These instructions describe a configuration for connecting to our old email system via IMAP. For connecting Outlook to UVM’s current mail service, see http://www.uvm.edu/techteam/outlook-2016-for-exchange/.
Changes in Outlook 2013
The most significant change in the new version of Outlook is the support of touch-based interfaces. In Outlook 2010, using your finger to scroll a message resulted in selecting a swath of text, as though clicking and dragging with a mouse. Outlook 2013 addresses this, and adds specific support for touch interaction with adjusted menu spacing and a thumb-based button bar that works really well on Windows tablets.
Outlook 2013 – special features available on touch devices include touch scrolling, and a button bar for the right thumb.
You’ll also notice a much cleaner design, where the faux 3D buttons and look have been simplified and flattened. I find myself selecting the dark gray
color scheme to restore some visual variety and separation, though.
One change that’s a little irritating is that you can no longer specify the folder into which copies of your sent messages are received; they go into a folder called Sent Items
. Instead, I’ve configured Pine, Webmail, and Thunderbird to use Sent Items
I continue to find Outlook a user-friendly, feature-rich email client, and I’m glad to share these instructions with you. Let’s get started. Continue reading
On Server 2008 and 2008 R2, if your Domain Controllers aren’t configured to require LDAP signing and disallow simple LDAP binds in plaintext, Active Directory Domain Services logs a warning event on startup, and summary events every 24 hours.
A couple weeks ago, I followed the recommendation to enable logging of unsigned and plaintext LDAP authentication requests. Setting the LDAP Interface Events value to 2 generates a Directory Services event 2889 for each connection.
Now I want to do some analysis of the collected events. The event structure puts the important details, namely the client name and IP address, in the big description text field. It looks like this:
Log Name: Directory Service
Date: 11/3/2010 11:46:38 AM
Event ID: 2889
Task Category: LDAP Interface
User: ANONYMOUS LOGON
The following client performed a SASL (Negotiate/Kerberos/NTLM/Digest) LDAP bind without requesting signing (integrity verification), or performed a simple bind over a cleartext (non-SSL/TLS-encrypted) LDAP connection.
Client IP address:
Identity the client attempted to authenticate as:
Previously, I’ve exported the logs to CSV format, then used Excel and some text-mangling functions to pull out the important details. But I noted that the two important values were nicely separated in the XML representation of the event:
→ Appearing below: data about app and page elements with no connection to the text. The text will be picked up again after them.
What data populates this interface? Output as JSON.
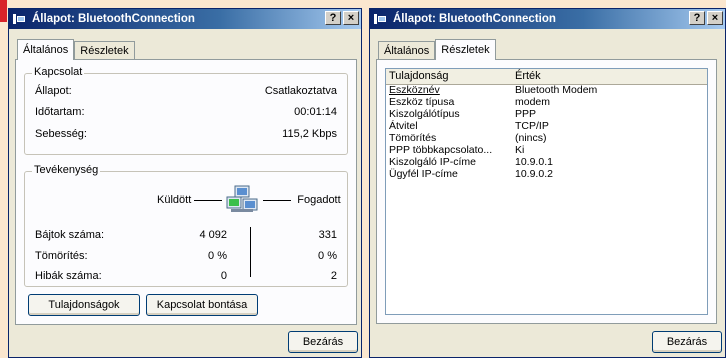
{
  "left_window": {
    "title": "Állapot: BluetoothConnection",
    "help_label": "?",
    "close_label": "×",
    "tabs": [
      {
        "label": "Általános"
      },
      {
        "label": "Részletek"
      }
    ],
    "connection": {
      "title": "Kapcsolat",
      "rows": [
        {
          "label": "Állapot:",
          "value": "Csatlakoztatva"
        },
        {
          "label": "Időtartam:",
          "value": "00:01:14"
        },
        {
          "label": "Sebesség:",
          "value": "115,2 Kbps"
        }
      ]
    },
    "activity": {
      "title": "Tevékenység",
      "sent_label": "Küldött",
      "received_label": "Fogadott",
      "rows": [
        {
          "label": "Bájtok száma:",
          "sent": "4 092",
          "received": "331"
        },
        {
          "label": "Tömörítés:",
          "sent": "0 %",
          "received": "0 %"
        },
        {
          "label": "Hibák száma:",
          "sent": "0",
          "received": "2"
        }
      ]
    },
    "buttons": {
      "properties": "Tulajdonságok",
      "disconnect": "Kapcsolat bontása",
      "close": "Bezárás"
    }
  },
  "right_window": {
    "title": "Állapot: BluetoothConnection",
    "help_label": "?",
    "close_label": "×",
    "tabs": [
      {
        "label": "Általános"
      },
      {
        "label": "Részletek"
      }
    ],
    "table": {
      "headers": {
        "property": "Tulajdonság",
        "value": "Érték"
      },
      "rows": [
        {
          "property": "Eszköznév",
          "value": "Bluetooth Modem"
        },
        {
          "property": "Eszköz típusa",
          "value": "modem"
        },
        {
          "property": "Kiszolgálótípus",
          "value": "PPP"
        },
        {
          "property": "Átvitel",
          "value": "TCP/IP"
        },
        {
          "property": "Tömörítés",
          "value": "(nincs)"
        },
        {
          "property": "PPP többkapcsolato...",
          "value": "Ki"
        },
        {
          "property": "Kiszolgáló IP-címe",
          "value": "10.9.0.1"
        },
        {
          "property": "Ügyfél IP-címe",
          "value": "10.9.0.2"
        }
      ]
    },
    "buttons": {
      "close": "Bezárás"
    }
  }
}
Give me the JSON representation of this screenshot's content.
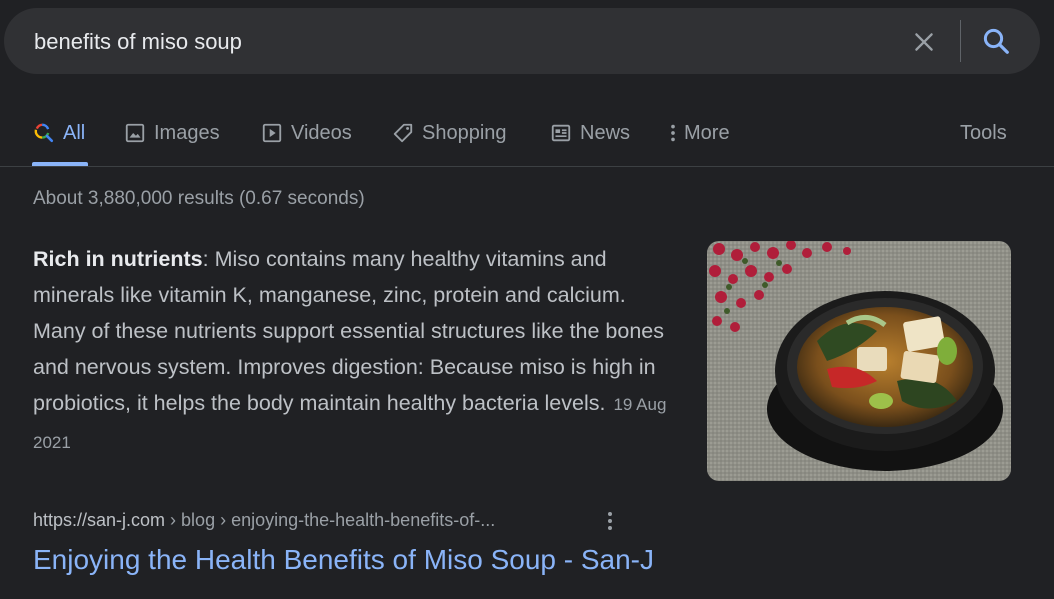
{
  "search": {
    "query": "benefits of miso soup"
  },
  "tabs": [
    {
      "label": "All",
      "icon": "google-search-icon",
      "active": true
    },
    {
      "label": "Images",
      "icon": "image-icon"
    },
    {
      "label": "Videos",
      "icon": "play-icon"
    },
    {
      "label": "Shopping",
      "icon": "tag-icon"
    },
    {
      "label": "News",
      "icon": "newspaper-icon"
    },
    {
      "label": "More",
      "icon": "more-vert-icon"
    }
  ],
  "tools_label": "Tools",
  "result_stats": "About 3,880,000 results (0.67 seconds)",
  "featured_snippet": {
    "bold_lead": "Rich in nutrients",
    "text": ": Miso contains many healthy vitamins and minerals like vitamin K, manganese, zinc, protein and calcium. Many of these nutrients support essential structures like the bones and nervous system. Improves digestion: Because miso is high in probiotics, it helps the body maintain healthy bacteria levels.",
    "date": "19 Aug 2021",
    "image": "miso-soup-bowl-photo"
  },
  "result": {
    "domain": "https://san-j.com",
    "breadcrumbs": " › blog › enjoying-the-health-benefits-of-...",
    "title": "Enjoying the Health Benefits of Miso Soup - San-J"
  },
  "colors": {
    "background": "#202124",
    "search_bar": "#303134",
    "accent": "#8ab4f8",
    "text": "#bdc1c6",
    "muted": "#9aa0a6"
  }
}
Goal for today: get auto_provisioning script working.
Feeling cold; AC is blowing strong and winning the HVAC smackdown.
Made lots of progress on provisioning scripts, then hit brick wall: Need IO::Socket::SSL and Net::SSLeay in order to do Net::LDAP->starttls, and the perldap package from UWinnipeg for Perl 5.10 doesn’t have these available.
Do I try to compile myself and build PPMs? Ugh.
Maybe ActivePerl 5.8 x64 would get the job done